The role of mutation rate variation and genetic diversity in the architecture of human disease
Ying Chen Eyre-Walker, Adam Eyre-Walker
(Submitted on 29 Aug 2013)

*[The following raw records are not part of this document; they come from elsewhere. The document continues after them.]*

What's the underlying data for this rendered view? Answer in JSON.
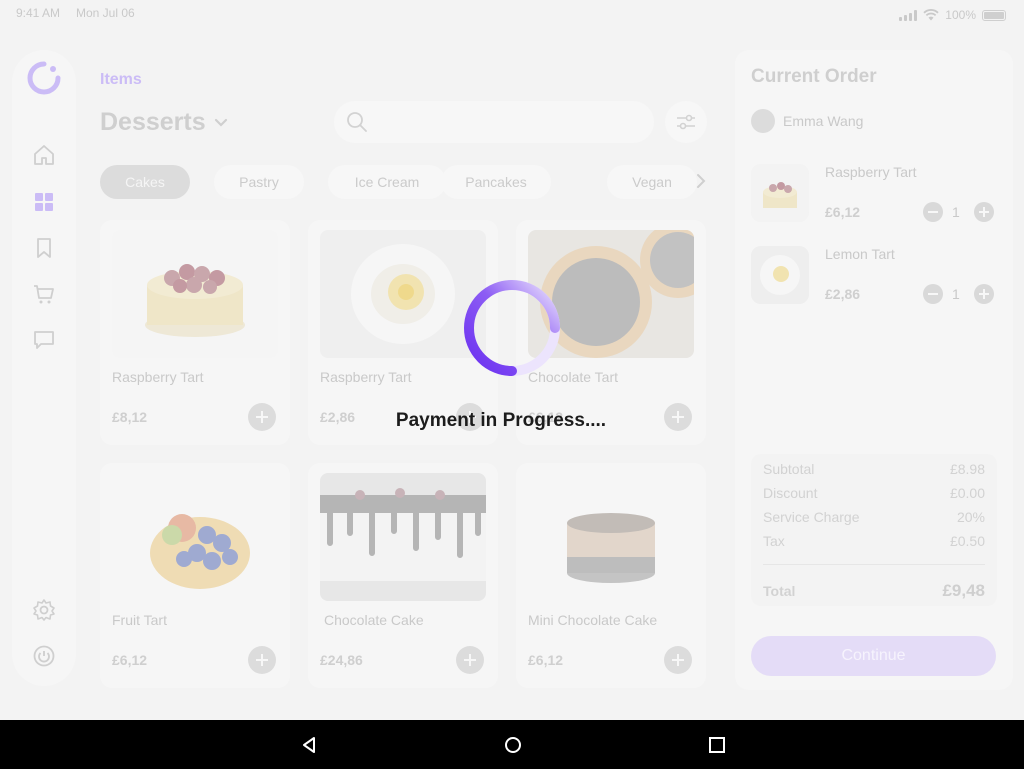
{
  "status_bar": {
    "time": "9:41 AM",
    "date": "Mon Jul 06",
    "battery": "100%"
  },
  "sidebar": {
    "items": [
      {
        "icon": "home-icon"
      },
      {
        "icon": "grid-icon"
      },
      {
        "icon": "bookmark-icon"
      },
      {
        "icon": "cart-icon"
      },
      {
        "icon": "chat-icon"
      },
      {
        "icon": "settings-icon"
      },
      {
        "icon": "power-icon"
      }
    ]
  },
  "main": {
    "breadcrumb": "Items",
    "title": "Desserts",
    "search": {
      "placeholder": ""
    },
    "categories": [
      "Cakes",
      "Pastry",
      "Ice Cream",
      "Pancakes",
      "Vegan"
    ],
    "active_category": "Cakes",
    "products": [
      {
        "name": "Raspberry Tart",
        "price": "£8,12"
      },
      {
        "name": "Raspberry Tart",
        "price": "£2,86"
      },
      {
        "name": "Chocolate Tart",
        "price": "£6,12"
      },
      {
        "name": "Fruit Tart",
        "price": "£6,12"
      },
      {
        "name": "Chocolate Cake",
        "price": "£24,86"
      },
      {
        "name": "Mini Chocolate Cake",
        "price": "£6,12"
      }
    ]
  },
  "order": {
    "title": "Current Order",
    "customer": "Emma Wang",
    "items": [
      {
        "name": "Raspberry Tart",
        "price": "£6,12",
        "qty": "1"
      },
      {
        "name": "Lemon Tart",
        "price": "£2,86",
        "qty": "1"
      }
    ],
    "summary": {
      "subtotal_label": "Subtotal",
      "subtotal": "£8.98",
      "discount_label": "Discount",
      "discount": "£0.00",
      "service_label": "Service Charge",
      "service": "20%",
      "tax_label": "Tax",
      "tax": "£0.50",
      "total_label": "Total",
      "total": "£9,48"
    },
    "continue_label": "Continue"
  },
  "overlay": {
    "message": "Payment in Progress...."
  },
  "colors": {
    "accent": "#7b3ff2",
    "accent_light": "#cbbcf6",
    "text_dark": "#1c1c1c"
  }
}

We have investigated the role that the mutation rate and the structure of genetic variation at a locus play in determining whether a gene is involved in disease. We predict that the mutation rate and its genetic diversity should be higher in genes associated with disease, unless all genes that could cause disease have already been identified. Consistent with our predictions we find that genes associated with Mendelian and complex disease are substantially longer than non-disease genes. However, we find that both Mendelian and complex disease genes are found in regions of the genome with relatively low mutation rates, as inferred from intron divergence between humans and chimpanzees. Complex disease gene are predicted to have higher rates of non-synonymous mutation than non-disease genes, but the opposite pattern is found in Mendelian disease genes. Finally, we find that disease genes are in regions of significantly elevated genetic diversity, even when variation in the rate of mutation is controlled for. The effect is small nevertheless. Our results suggest that variation in the genic mutation rate and the genetic architecture of the locus play a minor role in determining whether a gene is associated with disease.